* Entries from a dataset of interfaces *
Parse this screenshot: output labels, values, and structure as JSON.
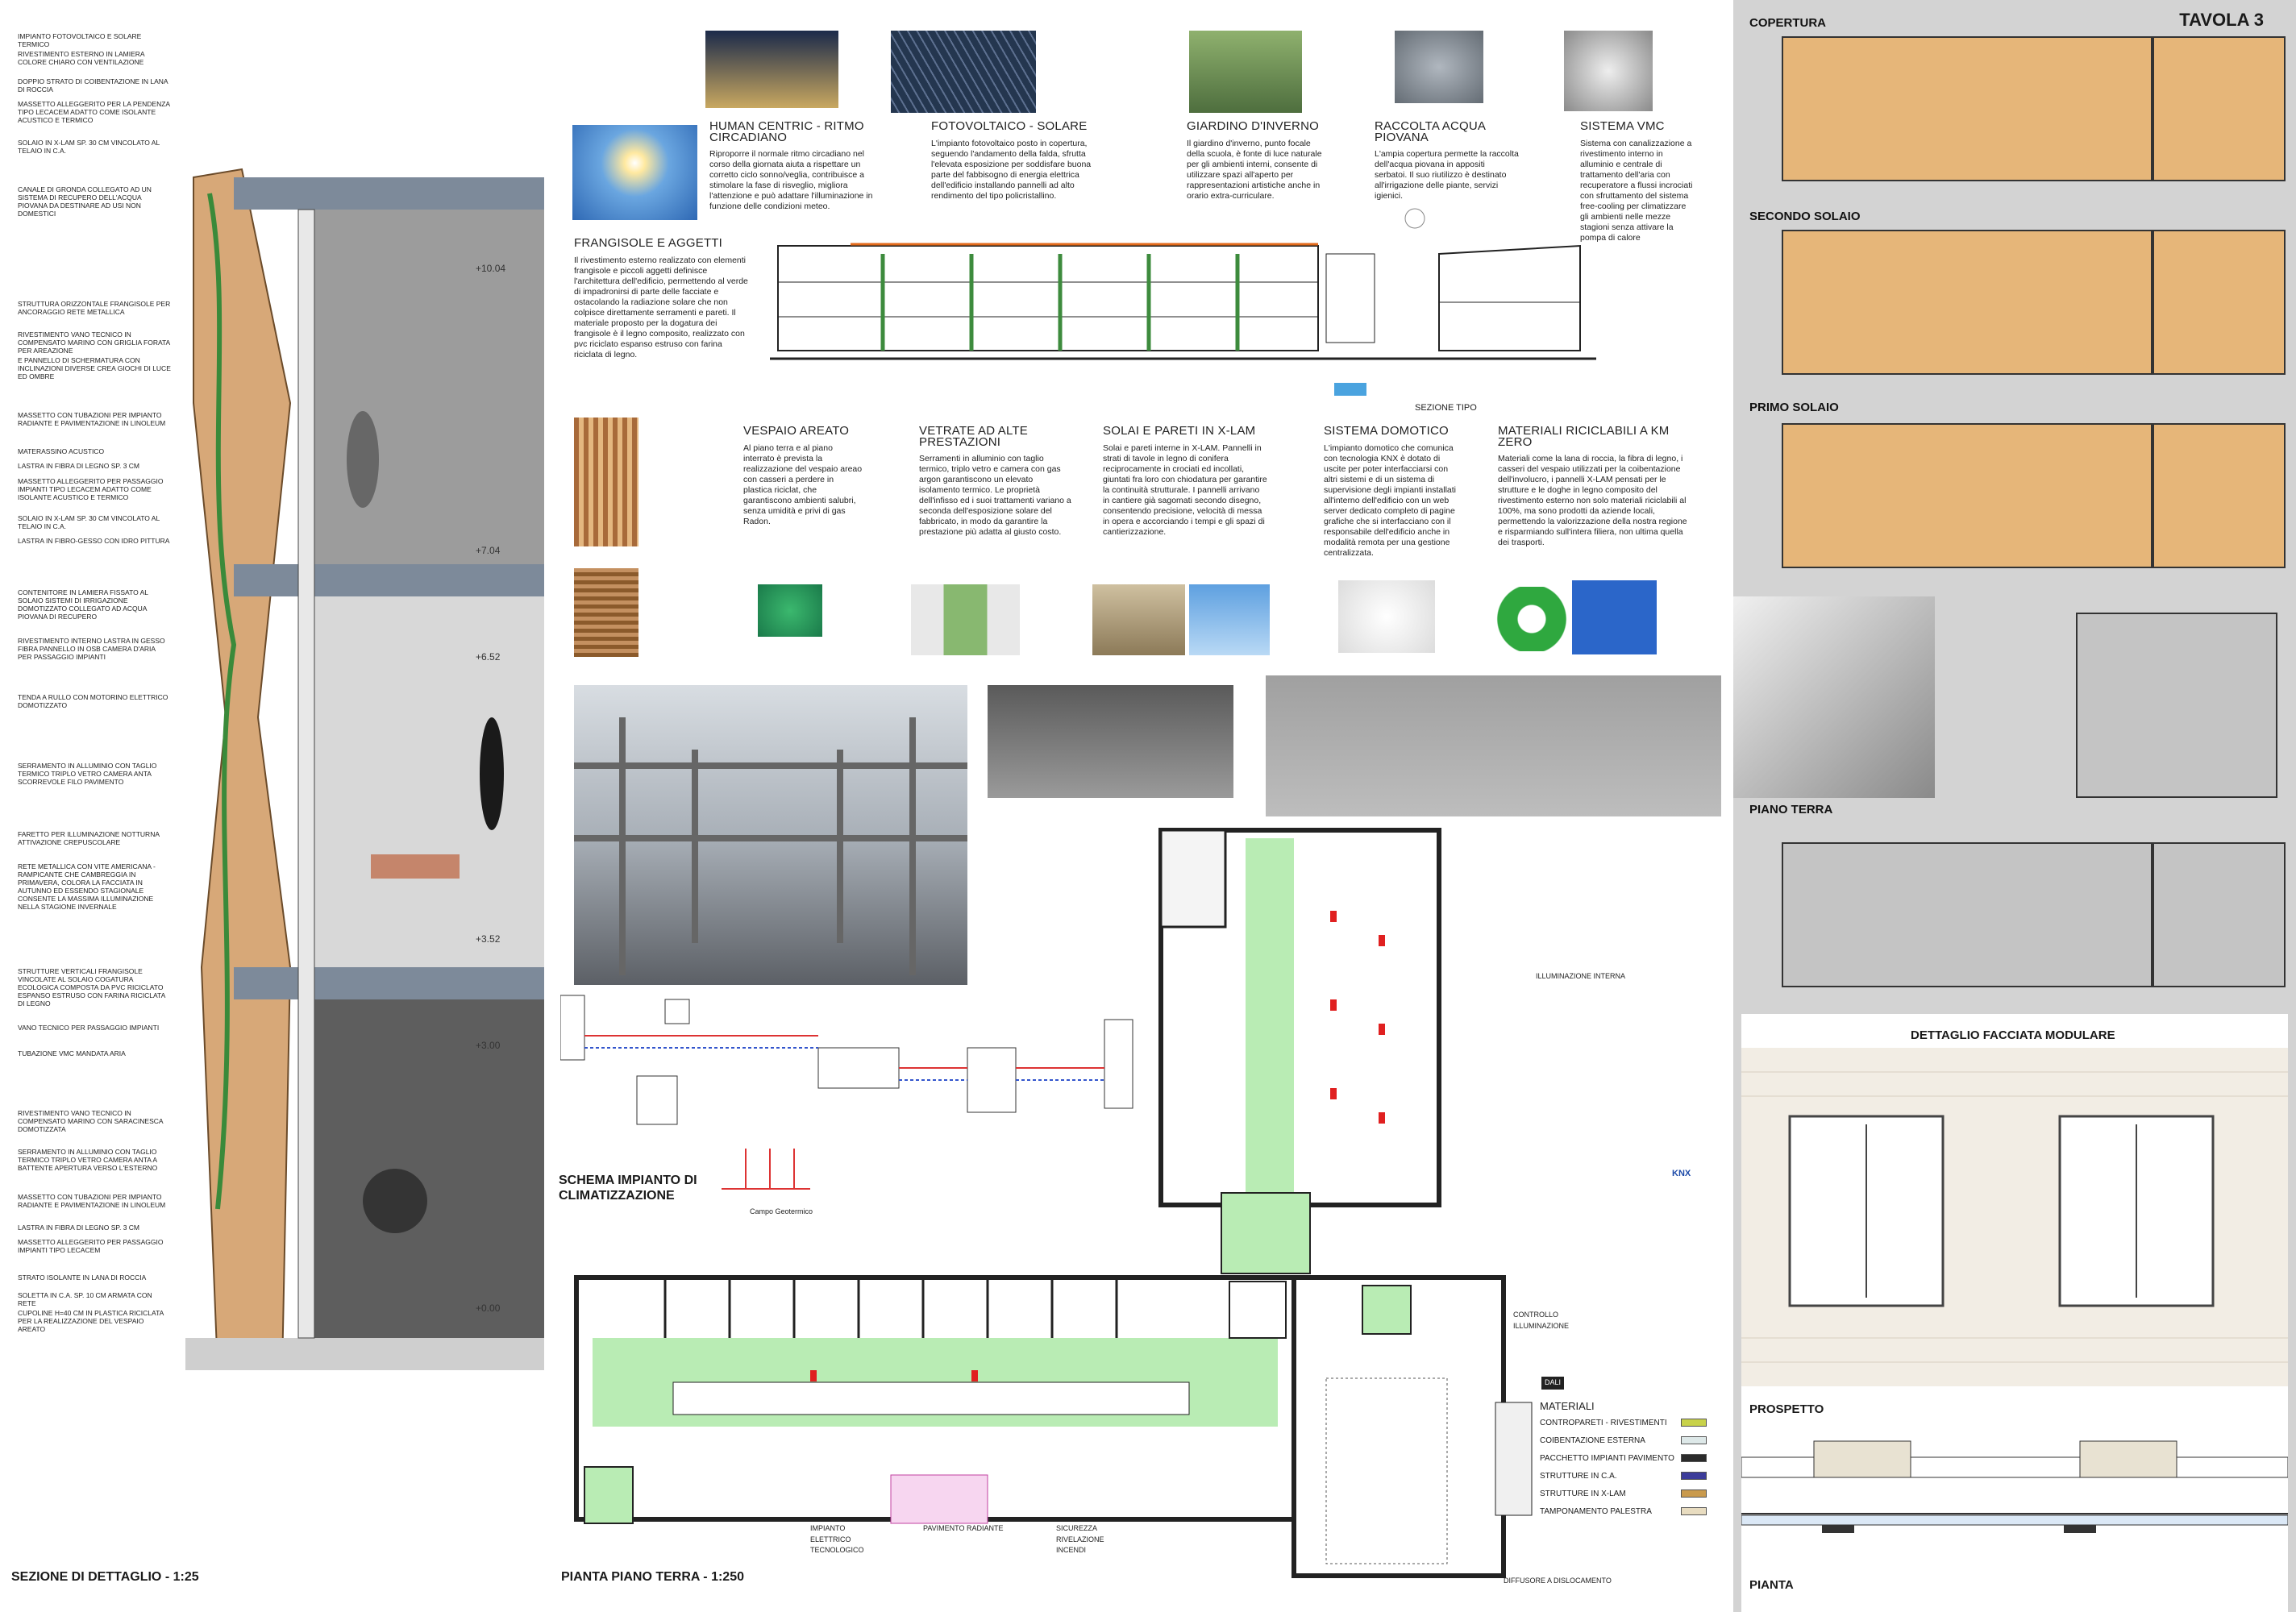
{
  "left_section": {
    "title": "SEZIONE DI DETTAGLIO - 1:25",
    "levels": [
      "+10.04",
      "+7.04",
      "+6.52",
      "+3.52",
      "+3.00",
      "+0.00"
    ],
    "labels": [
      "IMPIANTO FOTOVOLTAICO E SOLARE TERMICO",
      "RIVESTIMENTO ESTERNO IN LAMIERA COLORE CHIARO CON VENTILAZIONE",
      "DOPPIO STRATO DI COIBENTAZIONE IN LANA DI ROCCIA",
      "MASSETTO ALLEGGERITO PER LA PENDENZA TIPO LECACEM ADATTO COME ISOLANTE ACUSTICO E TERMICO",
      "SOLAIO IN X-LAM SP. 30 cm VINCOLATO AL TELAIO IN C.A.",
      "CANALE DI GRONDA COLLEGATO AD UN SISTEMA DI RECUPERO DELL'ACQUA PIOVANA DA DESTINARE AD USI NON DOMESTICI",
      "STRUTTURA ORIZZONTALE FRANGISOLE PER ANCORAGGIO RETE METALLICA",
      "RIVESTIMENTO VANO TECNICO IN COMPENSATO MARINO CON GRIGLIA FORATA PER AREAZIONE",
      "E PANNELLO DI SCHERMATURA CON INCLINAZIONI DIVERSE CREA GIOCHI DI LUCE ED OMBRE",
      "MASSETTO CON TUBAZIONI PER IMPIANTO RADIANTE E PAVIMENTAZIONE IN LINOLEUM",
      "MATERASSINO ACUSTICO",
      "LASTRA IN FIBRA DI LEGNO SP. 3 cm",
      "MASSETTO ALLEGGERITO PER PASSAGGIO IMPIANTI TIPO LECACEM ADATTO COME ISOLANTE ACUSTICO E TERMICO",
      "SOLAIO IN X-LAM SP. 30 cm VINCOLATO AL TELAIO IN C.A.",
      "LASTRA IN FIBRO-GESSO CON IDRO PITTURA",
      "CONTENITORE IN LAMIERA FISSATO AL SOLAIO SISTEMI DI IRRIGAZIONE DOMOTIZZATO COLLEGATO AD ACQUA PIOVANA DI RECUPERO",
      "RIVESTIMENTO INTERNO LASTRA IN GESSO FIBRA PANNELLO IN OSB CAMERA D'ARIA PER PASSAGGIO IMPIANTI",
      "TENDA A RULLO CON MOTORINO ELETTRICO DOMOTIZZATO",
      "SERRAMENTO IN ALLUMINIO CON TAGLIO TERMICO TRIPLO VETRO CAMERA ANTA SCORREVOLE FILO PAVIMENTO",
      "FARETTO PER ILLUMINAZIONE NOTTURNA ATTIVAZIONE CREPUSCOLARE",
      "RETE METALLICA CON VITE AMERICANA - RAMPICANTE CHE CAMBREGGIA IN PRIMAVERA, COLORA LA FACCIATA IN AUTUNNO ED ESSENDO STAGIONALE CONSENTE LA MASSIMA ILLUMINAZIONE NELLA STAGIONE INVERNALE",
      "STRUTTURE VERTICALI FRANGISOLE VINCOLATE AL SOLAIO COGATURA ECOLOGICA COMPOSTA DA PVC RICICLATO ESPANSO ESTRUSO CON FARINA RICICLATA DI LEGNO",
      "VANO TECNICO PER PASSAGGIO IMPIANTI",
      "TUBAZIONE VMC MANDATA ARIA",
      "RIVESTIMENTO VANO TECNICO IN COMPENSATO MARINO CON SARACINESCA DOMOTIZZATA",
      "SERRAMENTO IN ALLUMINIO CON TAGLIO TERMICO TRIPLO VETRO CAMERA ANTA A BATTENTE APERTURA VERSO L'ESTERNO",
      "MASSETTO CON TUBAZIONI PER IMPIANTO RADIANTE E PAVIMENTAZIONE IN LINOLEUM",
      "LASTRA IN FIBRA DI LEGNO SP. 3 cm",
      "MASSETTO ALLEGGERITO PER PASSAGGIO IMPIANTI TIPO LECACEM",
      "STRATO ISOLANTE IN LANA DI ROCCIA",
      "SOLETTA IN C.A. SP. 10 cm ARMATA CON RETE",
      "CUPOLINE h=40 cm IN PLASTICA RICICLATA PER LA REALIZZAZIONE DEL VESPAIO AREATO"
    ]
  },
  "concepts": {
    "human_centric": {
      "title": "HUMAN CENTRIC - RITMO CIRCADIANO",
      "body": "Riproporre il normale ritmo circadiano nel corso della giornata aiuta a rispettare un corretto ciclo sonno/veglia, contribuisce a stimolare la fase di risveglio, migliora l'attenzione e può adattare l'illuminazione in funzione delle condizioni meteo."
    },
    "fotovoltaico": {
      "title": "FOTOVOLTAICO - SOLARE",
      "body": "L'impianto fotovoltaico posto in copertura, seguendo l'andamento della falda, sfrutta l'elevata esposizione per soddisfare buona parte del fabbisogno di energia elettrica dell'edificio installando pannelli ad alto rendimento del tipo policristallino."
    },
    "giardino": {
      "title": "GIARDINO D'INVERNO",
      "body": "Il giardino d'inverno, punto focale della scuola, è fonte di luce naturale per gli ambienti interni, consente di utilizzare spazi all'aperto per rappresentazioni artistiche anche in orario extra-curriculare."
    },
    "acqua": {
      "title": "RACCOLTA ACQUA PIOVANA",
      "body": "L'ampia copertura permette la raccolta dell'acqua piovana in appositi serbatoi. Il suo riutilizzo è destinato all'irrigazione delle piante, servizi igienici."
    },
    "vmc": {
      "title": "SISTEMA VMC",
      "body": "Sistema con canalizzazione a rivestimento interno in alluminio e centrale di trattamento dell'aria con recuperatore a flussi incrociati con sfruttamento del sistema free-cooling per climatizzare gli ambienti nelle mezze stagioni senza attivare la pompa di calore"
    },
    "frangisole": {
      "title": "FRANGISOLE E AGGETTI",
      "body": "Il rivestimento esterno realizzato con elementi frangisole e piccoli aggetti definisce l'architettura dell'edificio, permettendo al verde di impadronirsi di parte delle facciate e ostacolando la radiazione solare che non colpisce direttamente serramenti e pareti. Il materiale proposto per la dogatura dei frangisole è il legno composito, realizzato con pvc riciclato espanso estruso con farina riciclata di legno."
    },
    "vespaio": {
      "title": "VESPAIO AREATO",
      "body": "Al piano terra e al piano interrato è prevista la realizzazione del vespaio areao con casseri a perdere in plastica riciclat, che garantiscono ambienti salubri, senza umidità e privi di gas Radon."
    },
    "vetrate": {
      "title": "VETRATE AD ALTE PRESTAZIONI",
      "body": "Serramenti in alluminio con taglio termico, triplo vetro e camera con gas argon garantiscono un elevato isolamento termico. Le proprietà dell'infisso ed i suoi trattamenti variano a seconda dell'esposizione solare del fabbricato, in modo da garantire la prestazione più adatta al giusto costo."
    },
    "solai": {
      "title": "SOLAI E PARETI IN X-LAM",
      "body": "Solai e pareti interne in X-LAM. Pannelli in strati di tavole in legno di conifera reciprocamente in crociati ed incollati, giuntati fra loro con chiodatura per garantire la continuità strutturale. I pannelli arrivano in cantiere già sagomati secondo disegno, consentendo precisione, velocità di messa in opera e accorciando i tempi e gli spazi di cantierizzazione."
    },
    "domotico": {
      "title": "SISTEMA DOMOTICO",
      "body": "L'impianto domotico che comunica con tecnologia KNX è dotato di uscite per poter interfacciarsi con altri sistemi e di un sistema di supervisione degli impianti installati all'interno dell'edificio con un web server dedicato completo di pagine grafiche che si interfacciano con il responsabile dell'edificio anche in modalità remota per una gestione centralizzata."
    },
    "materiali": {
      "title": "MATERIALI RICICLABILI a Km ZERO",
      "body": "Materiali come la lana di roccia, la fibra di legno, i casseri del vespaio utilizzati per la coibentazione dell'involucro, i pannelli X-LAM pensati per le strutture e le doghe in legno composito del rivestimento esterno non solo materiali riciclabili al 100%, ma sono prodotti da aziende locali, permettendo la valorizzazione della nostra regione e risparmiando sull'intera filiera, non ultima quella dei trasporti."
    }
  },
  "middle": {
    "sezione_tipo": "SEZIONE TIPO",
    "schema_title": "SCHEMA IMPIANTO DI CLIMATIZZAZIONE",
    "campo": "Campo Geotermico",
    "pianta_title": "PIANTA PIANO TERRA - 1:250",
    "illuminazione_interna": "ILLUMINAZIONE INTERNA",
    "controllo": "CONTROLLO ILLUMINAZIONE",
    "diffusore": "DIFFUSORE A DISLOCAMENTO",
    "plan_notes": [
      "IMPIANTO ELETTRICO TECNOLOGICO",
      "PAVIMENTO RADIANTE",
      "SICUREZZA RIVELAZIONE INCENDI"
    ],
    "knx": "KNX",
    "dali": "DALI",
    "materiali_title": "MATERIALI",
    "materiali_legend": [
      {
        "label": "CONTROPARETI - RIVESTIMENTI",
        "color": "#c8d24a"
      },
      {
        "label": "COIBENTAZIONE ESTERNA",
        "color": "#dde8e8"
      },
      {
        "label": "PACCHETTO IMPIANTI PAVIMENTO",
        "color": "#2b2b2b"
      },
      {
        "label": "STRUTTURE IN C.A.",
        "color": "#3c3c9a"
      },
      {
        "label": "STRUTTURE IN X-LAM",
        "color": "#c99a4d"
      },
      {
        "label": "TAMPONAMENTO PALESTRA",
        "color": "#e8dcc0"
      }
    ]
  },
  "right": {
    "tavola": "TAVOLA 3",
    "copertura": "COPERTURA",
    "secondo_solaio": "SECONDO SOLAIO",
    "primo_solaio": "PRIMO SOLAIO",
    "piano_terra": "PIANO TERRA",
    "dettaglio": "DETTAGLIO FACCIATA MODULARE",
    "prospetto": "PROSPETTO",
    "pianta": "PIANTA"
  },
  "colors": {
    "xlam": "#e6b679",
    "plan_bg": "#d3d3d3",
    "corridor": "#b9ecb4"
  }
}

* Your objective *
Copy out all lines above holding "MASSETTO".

* Exercise output *
      "MASSETTO ALLEGGERITO PER LA PENDENZA TIPO LECACEM ADATTO COME ISOLANTE ACUSTICO E TERMICO",
      "MASSETTO CON TUBAZIONI PER IMPIANTO RADIANTE E PAVIMENTAZIONE IN LINOLEUM",
      "MASSETTO ALLEGGERITO PER PASSAGGIO IMPIANTI TIPO LECACEM ADATTO COME ISOLANTE ACUSTICO E TERMICO",
      "MASSETTO CON TUBAZIONI PER IMPIANTO RADIANTE E PAVIMENTAZIONE IN LINOLEUM",
      "MASSETTO ALLEGGERITO PER PASSAGGIO IMPIANTI TIPO LECACEM",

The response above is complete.